___ INFORMATION SUPPLIED ___

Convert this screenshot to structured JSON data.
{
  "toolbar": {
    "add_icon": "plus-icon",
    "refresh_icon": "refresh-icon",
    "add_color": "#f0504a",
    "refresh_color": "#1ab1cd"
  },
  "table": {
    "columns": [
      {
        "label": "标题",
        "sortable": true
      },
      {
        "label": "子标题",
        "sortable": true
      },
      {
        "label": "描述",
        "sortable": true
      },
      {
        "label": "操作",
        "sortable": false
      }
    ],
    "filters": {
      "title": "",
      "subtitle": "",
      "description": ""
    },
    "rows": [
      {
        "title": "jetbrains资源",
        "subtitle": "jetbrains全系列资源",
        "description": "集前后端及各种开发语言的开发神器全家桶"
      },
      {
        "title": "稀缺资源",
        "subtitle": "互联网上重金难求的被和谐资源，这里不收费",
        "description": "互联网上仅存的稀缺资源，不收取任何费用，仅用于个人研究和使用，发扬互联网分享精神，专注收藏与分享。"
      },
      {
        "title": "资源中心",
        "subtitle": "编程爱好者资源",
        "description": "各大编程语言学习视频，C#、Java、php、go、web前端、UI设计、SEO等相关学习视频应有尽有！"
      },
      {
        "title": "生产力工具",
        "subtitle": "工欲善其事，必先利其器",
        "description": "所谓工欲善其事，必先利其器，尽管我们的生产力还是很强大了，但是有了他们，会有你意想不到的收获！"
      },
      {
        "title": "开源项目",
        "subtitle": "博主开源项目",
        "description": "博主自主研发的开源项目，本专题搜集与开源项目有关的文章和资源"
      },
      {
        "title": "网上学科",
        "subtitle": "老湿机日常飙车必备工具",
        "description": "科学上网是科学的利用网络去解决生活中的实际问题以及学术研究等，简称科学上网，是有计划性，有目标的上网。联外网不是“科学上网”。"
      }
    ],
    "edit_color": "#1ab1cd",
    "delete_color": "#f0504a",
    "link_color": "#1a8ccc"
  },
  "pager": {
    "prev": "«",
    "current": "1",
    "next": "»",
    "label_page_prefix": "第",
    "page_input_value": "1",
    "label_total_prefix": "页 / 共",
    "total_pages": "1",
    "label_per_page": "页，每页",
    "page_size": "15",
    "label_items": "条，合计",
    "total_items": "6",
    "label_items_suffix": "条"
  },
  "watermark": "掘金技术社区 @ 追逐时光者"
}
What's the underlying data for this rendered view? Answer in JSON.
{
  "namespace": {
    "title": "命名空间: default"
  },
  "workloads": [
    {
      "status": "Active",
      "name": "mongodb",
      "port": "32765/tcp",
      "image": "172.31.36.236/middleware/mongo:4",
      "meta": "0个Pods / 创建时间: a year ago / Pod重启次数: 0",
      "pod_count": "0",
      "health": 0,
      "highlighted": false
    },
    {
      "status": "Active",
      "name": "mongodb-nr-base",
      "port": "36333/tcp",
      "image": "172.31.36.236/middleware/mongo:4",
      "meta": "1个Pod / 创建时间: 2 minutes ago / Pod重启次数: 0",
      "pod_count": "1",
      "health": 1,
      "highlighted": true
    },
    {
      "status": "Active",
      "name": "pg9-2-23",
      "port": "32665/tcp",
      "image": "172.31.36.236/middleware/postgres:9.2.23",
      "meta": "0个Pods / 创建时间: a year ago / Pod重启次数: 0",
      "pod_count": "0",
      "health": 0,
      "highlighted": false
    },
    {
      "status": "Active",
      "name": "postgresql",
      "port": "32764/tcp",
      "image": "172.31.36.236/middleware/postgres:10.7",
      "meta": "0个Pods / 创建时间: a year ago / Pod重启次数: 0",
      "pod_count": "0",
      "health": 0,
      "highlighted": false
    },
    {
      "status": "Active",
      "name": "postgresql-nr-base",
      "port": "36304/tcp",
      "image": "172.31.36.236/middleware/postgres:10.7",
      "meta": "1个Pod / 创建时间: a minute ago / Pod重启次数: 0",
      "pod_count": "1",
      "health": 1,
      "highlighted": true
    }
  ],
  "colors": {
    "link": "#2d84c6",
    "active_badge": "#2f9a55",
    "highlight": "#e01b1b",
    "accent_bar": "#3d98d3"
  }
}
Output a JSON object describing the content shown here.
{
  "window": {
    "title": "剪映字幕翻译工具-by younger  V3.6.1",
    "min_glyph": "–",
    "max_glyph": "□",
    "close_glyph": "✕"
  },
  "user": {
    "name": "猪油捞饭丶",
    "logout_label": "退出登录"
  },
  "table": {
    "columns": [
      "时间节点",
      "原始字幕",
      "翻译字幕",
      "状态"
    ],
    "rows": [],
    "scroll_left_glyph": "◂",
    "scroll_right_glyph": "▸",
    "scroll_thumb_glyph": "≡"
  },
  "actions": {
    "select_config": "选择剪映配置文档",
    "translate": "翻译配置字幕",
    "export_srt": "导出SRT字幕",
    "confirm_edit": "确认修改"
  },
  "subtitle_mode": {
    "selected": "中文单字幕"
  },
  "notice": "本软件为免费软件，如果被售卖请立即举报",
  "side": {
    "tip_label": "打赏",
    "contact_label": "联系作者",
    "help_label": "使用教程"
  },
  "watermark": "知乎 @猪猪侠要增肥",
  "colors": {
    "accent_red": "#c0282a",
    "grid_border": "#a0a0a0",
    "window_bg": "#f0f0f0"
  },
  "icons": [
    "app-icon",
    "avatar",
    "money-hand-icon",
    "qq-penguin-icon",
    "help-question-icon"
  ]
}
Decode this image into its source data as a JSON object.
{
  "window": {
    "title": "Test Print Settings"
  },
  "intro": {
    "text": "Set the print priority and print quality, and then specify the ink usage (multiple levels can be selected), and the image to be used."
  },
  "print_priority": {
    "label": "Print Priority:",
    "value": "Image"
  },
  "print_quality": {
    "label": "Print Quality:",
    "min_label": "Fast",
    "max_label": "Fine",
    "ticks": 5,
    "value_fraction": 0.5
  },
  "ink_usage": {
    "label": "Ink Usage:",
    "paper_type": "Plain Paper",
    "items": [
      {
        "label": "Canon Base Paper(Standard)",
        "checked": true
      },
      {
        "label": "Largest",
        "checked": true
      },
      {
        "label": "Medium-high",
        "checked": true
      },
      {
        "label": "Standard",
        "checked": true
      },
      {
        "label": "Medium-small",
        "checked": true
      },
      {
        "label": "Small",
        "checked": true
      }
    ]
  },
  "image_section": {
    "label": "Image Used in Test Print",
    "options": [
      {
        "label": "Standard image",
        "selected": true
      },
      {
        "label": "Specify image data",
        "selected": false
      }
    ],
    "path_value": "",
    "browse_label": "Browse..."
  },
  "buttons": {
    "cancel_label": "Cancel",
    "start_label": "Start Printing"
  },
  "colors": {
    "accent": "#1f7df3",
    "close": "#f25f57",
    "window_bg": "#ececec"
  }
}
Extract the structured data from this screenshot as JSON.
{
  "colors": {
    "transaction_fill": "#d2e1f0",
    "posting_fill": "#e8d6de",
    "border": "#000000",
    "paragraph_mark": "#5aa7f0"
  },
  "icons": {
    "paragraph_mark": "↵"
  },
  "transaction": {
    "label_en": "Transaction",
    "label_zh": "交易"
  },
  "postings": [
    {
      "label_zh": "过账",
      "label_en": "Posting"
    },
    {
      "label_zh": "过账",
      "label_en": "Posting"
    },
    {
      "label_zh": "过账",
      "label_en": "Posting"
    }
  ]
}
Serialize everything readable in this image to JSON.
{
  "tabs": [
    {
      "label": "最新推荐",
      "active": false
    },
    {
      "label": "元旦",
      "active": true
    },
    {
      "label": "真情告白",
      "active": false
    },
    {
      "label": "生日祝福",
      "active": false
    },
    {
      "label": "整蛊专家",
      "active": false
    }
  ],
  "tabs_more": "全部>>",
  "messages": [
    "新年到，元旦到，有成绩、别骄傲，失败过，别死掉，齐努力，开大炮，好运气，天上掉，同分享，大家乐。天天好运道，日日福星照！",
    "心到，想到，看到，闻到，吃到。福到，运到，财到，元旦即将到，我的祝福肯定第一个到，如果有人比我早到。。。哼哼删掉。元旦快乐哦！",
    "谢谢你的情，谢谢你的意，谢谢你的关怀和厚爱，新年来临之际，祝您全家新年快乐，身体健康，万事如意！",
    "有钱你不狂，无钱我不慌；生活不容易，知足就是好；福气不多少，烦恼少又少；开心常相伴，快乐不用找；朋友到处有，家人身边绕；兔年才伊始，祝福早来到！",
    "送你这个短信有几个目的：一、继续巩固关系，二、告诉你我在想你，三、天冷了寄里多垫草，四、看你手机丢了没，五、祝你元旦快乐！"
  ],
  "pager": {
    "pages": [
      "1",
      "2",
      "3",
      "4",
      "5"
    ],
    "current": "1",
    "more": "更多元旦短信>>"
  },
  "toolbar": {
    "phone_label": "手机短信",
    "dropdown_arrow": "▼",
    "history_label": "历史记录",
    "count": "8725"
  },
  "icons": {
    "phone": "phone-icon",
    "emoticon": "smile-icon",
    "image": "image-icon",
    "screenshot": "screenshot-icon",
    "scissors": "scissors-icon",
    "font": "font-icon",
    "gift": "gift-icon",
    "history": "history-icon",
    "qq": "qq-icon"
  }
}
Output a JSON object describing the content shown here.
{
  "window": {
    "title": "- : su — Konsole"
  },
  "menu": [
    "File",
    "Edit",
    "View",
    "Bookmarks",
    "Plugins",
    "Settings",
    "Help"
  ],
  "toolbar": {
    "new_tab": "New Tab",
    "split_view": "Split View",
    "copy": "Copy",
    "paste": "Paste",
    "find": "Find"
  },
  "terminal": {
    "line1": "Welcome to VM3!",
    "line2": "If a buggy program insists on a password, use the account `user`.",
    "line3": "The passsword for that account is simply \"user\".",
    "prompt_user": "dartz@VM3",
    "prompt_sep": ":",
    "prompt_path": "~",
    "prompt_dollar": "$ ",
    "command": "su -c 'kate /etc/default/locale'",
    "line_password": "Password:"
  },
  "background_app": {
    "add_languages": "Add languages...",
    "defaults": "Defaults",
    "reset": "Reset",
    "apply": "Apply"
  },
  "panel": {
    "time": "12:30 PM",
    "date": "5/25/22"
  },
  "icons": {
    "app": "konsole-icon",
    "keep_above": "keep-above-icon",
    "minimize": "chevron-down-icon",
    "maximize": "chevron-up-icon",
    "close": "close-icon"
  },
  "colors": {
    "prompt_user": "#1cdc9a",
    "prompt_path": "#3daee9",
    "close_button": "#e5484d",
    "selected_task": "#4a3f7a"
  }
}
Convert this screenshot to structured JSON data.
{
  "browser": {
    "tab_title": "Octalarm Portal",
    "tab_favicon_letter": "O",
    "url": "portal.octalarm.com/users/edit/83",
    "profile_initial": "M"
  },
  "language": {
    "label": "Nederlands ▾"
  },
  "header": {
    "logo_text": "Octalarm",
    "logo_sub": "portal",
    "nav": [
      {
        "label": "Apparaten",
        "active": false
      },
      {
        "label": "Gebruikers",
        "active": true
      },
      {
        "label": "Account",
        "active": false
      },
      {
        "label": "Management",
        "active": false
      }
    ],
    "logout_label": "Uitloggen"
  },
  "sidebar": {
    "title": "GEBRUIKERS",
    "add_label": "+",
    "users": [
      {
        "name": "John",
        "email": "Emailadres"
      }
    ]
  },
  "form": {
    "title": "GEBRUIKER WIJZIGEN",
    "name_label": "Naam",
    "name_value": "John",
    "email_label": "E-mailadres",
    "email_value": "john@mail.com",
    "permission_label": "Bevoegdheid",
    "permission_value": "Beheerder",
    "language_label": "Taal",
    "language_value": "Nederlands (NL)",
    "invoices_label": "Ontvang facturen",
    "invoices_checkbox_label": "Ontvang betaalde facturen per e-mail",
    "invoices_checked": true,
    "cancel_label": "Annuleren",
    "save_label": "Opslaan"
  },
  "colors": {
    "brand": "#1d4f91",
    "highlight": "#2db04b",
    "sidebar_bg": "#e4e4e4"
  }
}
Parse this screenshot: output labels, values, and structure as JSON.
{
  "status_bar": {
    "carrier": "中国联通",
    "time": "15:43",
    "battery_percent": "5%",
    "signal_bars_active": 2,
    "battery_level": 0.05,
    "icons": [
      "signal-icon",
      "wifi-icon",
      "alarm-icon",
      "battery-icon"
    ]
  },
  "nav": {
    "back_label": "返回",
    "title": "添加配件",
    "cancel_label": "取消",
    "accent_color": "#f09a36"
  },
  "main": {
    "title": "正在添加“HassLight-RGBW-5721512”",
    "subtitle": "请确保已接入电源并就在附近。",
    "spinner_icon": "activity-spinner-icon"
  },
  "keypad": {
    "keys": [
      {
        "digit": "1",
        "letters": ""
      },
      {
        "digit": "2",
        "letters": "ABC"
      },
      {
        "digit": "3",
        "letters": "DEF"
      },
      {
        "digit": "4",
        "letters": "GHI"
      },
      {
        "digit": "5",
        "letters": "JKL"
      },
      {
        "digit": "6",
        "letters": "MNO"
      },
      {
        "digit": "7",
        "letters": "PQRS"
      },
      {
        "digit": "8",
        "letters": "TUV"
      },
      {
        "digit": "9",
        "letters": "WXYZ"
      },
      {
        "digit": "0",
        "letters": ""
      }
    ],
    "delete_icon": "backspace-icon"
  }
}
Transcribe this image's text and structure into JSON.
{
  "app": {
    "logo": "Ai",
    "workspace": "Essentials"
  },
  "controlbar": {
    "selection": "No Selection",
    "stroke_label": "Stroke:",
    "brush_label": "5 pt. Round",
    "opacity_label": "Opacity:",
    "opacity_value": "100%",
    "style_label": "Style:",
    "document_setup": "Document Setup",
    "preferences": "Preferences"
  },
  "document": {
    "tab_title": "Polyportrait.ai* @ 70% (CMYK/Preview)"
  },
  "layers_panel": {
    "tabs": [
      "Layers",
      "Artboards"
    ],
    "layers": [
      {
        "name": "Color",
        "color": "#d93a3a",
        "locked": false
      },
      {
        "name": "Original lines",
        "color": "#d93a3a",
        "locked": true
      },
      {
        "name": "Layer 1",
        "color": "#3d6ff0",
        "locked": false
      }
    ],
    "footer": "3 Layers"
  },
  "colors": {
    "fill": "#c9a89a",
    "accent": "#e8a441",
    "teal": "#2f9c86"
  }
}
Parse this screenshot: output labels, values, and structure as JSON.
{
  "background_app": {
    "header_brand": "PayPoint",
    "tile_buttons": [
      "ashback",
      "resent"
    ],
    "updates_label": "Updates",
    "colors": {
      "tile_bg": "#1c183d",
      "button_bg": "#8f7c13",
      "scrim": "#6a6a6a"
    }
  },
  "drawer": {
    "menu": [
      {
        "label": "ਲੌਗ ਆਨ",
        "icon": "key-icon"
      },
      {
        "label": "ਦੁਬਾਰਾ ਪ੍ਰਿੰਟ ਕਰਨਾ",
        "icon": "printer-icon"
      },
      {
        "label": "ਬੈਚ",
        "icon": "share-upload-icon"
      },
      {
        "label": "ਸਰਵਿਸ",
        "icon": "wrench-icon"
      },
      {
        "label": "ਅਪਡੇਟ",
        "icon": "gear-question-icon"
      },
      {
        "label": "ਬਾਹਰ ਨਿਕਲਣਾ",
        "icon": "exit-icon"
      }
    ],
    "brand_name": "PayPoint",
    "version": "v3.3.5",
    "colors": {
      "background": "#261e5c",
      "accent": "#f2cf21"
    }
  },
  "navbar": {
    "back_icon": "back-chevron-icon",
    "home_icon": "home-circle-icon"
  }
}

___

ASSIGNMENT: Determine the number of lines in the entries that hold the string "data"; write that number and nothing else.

EXERCISE ANSWER: 6